● DATASET EXCERPTS:
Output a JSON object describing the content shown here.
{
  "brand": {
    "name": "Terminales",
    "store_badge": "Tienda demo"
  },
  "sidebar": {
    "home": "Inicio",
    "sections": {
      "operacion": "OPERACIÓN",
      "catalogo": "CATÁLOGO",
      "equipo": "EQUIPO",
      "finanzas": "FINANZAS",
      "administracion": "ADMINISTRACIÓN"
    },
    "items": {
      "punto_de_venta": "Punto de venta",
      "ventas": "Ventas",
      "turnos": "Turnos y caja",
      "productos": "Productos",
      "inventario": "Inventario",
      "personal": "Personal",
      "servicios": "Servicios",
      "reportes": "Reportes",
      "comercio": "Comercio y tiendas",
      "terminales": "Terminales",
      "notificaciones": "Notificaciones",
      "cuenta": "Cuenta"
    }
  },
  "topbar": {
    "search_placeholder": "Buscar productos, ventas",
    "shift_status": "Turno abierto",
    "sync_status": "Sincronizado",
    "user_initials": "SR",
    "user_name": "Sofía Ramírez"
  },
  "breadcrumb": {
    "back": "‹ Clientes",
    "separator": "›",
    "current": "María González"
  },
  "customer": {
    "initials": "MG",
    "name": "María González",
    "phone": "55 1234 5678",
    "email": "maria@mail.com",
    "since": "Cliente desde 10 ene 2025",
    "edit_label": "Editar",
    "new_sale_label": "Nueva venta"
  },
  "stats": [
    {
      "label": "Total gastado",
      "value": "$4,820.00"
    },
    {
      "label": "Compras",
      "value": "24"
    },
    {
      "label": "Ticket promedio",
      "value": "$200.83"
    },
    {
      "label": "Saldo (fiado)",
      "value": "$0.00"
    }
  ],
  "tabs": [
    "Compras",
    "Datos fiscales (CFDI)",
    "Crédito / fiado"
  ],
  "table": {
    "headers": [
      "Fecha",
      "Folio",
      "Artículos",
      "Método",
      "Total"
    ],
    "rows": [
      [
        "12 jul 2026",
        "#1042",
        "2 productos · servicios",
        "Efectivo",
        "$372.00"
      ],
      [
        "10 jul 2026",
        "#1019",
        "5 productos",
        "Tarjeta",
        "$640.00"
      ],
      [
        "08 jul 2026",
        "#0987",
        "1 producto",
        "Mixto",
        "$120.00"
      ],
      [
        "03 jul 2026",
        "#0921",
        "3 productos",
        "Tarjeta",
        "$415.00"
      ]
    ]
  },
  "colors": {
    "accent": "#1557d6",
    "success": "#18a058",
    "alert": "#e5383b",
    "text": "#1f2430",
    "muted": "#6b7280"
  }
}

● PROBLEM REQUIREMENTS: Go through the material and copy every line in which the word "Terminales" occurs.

● SOLUTION FOR THIS EXERCISE:
    "name": "Terminales",
      "terminales": "Terminales",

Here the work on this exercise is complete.